*Exercise details:* Print every entry exactly as it appears, but skip the pictures.
Provided records Block Start
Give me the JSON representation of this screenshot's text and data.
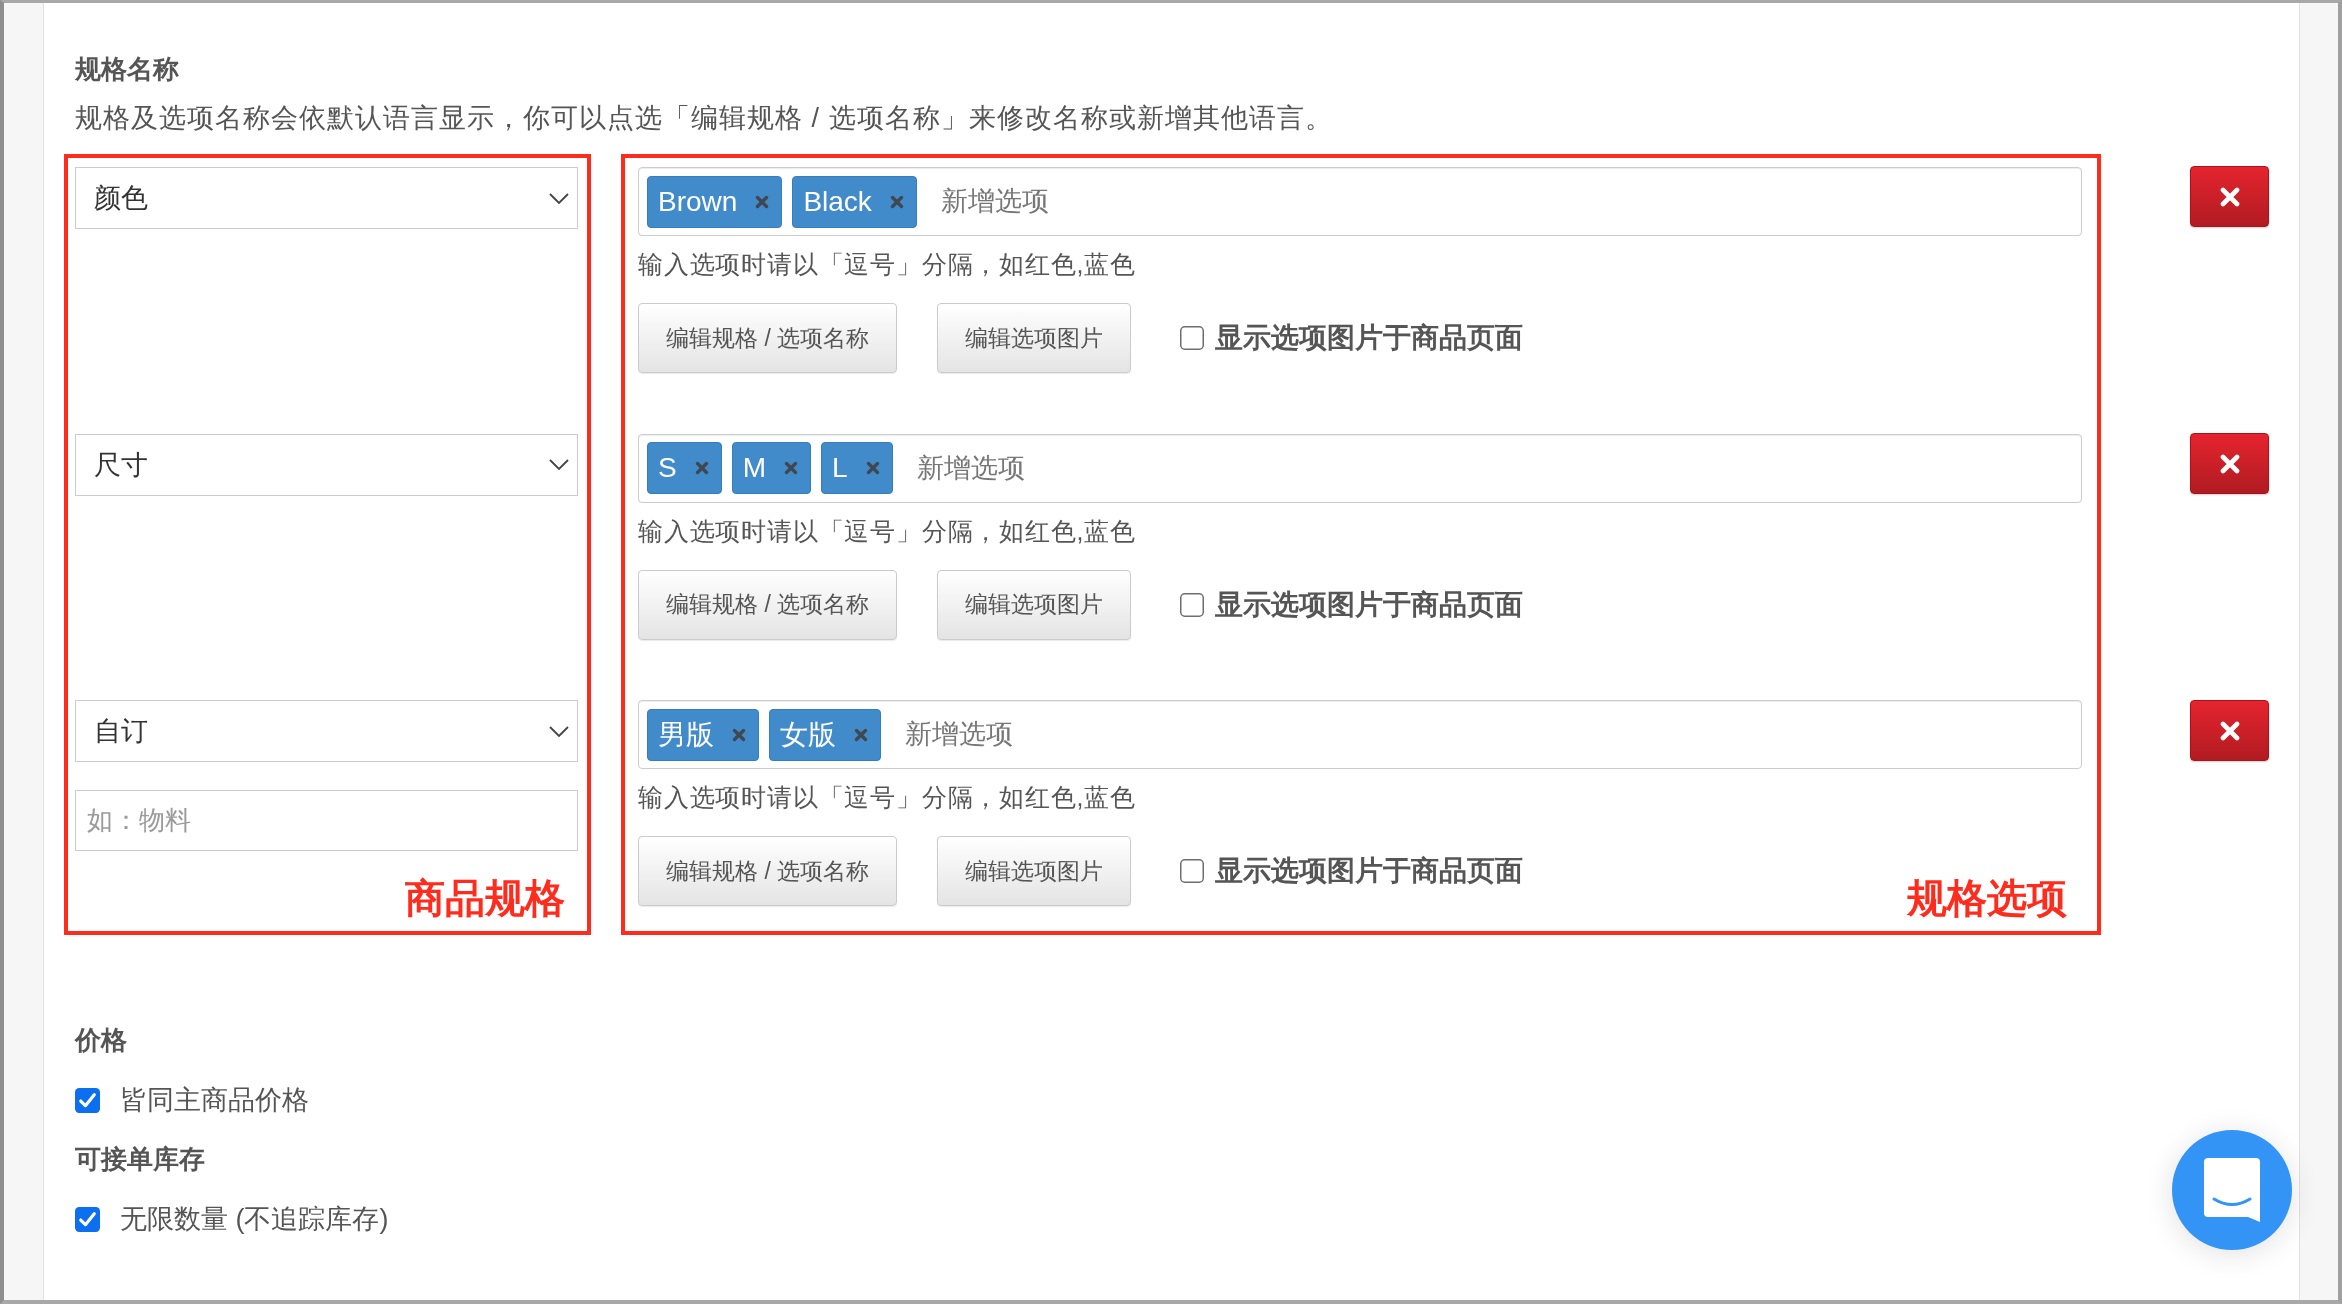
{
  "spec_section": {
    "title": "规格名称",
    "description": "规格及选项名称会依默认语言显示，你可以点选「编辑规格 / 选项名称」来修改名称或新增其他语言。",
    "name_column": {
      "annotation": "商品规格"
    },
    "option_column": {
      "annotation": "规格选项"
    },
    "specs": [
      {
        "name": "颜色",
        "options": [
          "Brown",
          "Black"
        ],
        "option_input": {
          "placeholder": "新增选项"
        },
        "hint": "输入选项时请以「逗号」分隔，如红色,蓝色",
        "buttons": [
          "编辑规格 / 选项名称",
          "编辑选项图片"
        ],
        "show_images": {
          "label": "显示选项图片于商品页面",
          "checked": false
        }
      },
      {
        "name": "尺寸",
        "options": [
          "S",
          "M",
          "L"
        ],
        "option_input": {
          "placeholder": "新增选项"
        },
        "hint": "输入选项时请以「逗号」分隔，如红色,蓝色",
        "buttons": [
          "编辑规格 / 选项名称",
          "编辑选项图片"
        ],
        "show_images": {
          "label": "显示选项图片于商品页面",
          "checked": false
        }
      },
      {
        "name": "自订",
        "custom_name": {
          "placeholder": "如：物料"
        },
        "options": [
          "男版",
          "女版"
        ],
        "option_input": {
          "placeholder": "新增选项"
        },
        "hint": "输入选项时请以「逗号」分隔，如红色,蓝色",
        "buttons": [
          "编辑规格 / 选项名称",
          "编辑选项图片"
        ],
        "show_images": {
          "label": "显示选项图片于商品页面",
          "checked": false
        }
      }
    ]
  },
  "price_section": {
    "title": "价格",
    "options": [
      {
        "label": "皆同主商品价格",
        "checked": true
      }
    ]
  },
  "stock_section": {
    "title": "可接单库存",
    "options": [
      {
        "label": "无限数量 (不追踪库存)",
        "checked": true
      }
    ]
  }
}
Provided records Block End
*Exercise solution:*
Give me the JSON representation of this screenshot's text and data.
{
  "spec_section": {
    "title": "规格名称",
    "description": "规格及选项名称会依默认语言显示，你可以点选「编辑规格 / 选项名称」来修改名称或新增其他语言。",
    "name_column": {
      "annotation": "商品规格"
    },
    "option_column": {
      "annotation": "规格选项"
    },
    "specs": [
      {
        "name": "颜色",
        "options": [
          "Brown",
          "Black"
        ],
        "option_input": {
          "placeholder": "新增选项"
        },
        "hint": "输入选项时请以「逗号」分隔，如红色,蓝色",
        "buttons": [
          "编辑规格 / 选项名称",
          "编辑选项图片"
        ],
        "show_images": {
          "label": "显示选项图片于商品页面",
          "checked": false
        }
      },
      {
        "name": "尺寸",
        "options": [
          "S",
          "M",
          "L"
        ],
        "option_input": {
          "placeholder": "新增选项"
        },
        "hint": "输入选项时请以「逗号」分隔，如红色,蓝色",
        "buttons": [
          "编辑规格 / 选项名称",
          "编辑选项图片"
        ],
        "show_images": {
          "label": "显示选项图片于商品页面",
          "checked": false
        }
      },
      {
        "name": "自订",
        "custom_name": {
          "placeholder": "如：物料"
        },
        "options": [
          "男版",
          "女版"
        ],
        "option_input": {
          "placeholder": "新增选项"
        },
        "hint": "输入选项时请以「逗号」分隔，如红色,蓝色",
        "buttons": [
          "编辑规格 / 选项名称",
          "编辑选项图片"
        ],
        "show_images": {
          "label": "显示选项图片于商品页面",
          "checked": false
        }
      }
    ]
  },
  "price_section": {
    "title": "价格",
    "options": [
      {
        "label": "皆同主商品价格",
        "checked": true
      }
    ]
  },
  "stock_section": {
    "title": "可接单库存",
    "options": [
      {
        "label": "无限数量 (不追踪库存)",
        "checked": true
      }
    ]
  }
}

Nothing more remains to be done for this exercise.